First of all, there are going to be some **MASSIVE SPOILERS** relating to The Dark Knight Rises coming up, so if you haven’t seen it I recommend that you go away and do that before reading on. Which you definitely should anyway, since it’s very good.
Something that has struck a lot of people following the film’s ending, and which was brought to my attention by an article in Forbes, is that Joseph Gordon-Levitt will not logically become Robin, Batman’s canonical sidekick, but will in fact rise again as the Dark Knight himself. He is given access to the Bat Cave, the suit and the gadgets. Commissioner Gordon even has a fresh Bat light thing to shine when he is needed.

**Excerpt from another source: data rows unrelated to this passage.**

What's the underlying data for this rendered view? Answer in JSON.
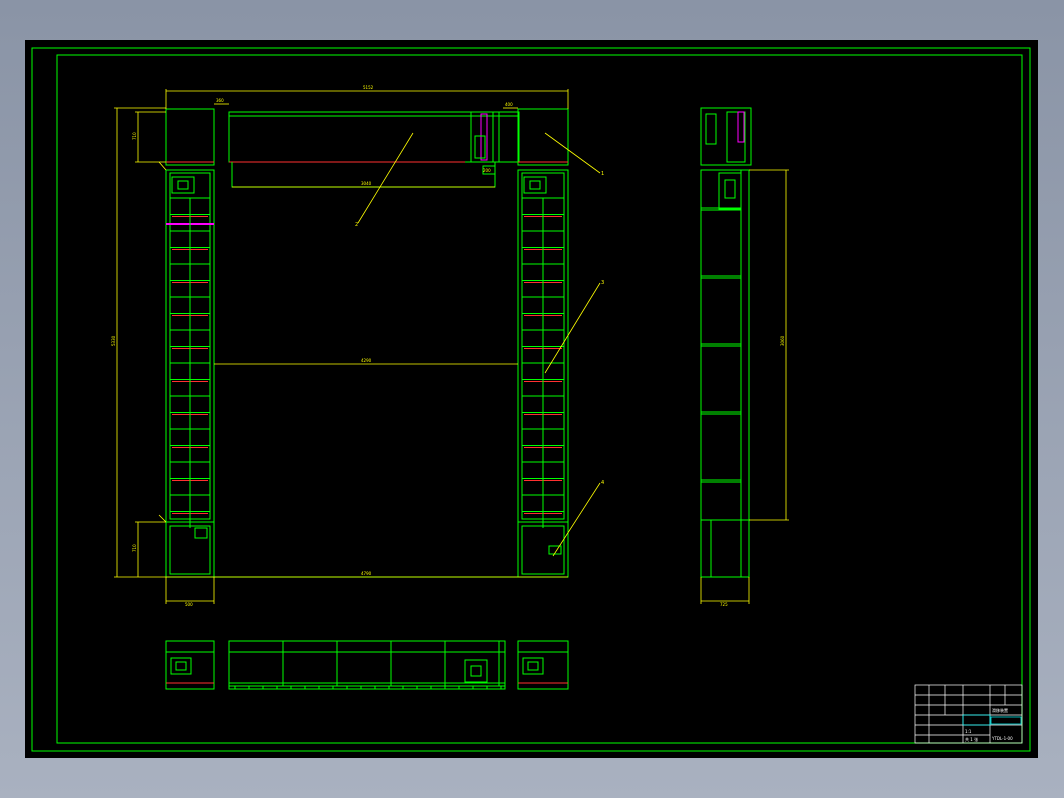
{
  "drawing": {
    "background": "#000000",
    "colors": {
      "frame": "#00ff00",
      "structure": "#00ff00",
      "dimension": "#ffff00",
      "rail": "#ff3030",
      "accent": "#ff00ff",
      "title_text": "#ffffff",
      "cyan": "#00ffff"
    },
    "dimensions": {
      "top_overall": "5152",
      "top_inner": "3040",
      "top_block": "710",
      "mid_span": "4290",
      "bottom_span": "4790",
      "left_height": "5330",
      "left_bottom": "710",
      "left_width_bottom": "500",
      "right_height": "3060",
      "side_width_bottom": "725",
      "small_top_left": "360",
      "small_top_right": "400",
      "small_gear": "200"
    },
    "callouts": [
      "1",
      "2",
      "3",
      "4"
    ],
    "title_block": {
      "title": "滑移装置",
      "drawing_no": "YTDL-1-00",
      "scale": "1:1",
      "sheet": "共 1 张"
    }
  }
}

This, it is argued, is an acknowledgement of the fact that Bruce Wayne has finally moved on, passing the mantle to a younger man who will be able to stand up for what’s right in Gotham and keep the symbol that is Batman alive and well. Wayne himself mentions several times during Christopher Nolan’s trilogy that Batman is a symbol rather than an entity which is specific to him.
That’s all well and good, until you think about it for a second. Because Batman was not forged from the collective will of the people of Gotham. He came about as a result of a billionaire orphan dicking about on his gap year and ending up back home with some ninja training and a chip on his shoulder.
Without a very specific series of events occurring to one very rich man who had the time and means to fulfil his convictions of vigilantism, Batman would not have been born. And Gordon-Levitt’s character lacks the training and physicality of Bruce Wayne, even if he has been endowed with a fraction of his resources.
While there are many portions of the dialogue which show two characters going on about the ideals that are represented by figures like Batman, Harvey Dent, The Joker and other prominent members of Gotham society during the movies, they are contradicted by the fact that the plot shows the people being persuaded to follow a path of self-determination by the actions of one very rich man.
This is also a rich man who does not like others procuring the symbol of Batman and following in his footsteps independently. This is outlined during an early scene in The Dark Knight during which Batman confronts gun-toting citizens dressed as him and criticises them for being unable to afford costumes that consist of anything other than sporting equipment. Batman is a man, not a transferable symbol. Which is the opposite sentiment to that expressed at the end of Three Amigos when the whole village turns against El Guapo by dressing as the heroes. And on that reference, I’ll bow out.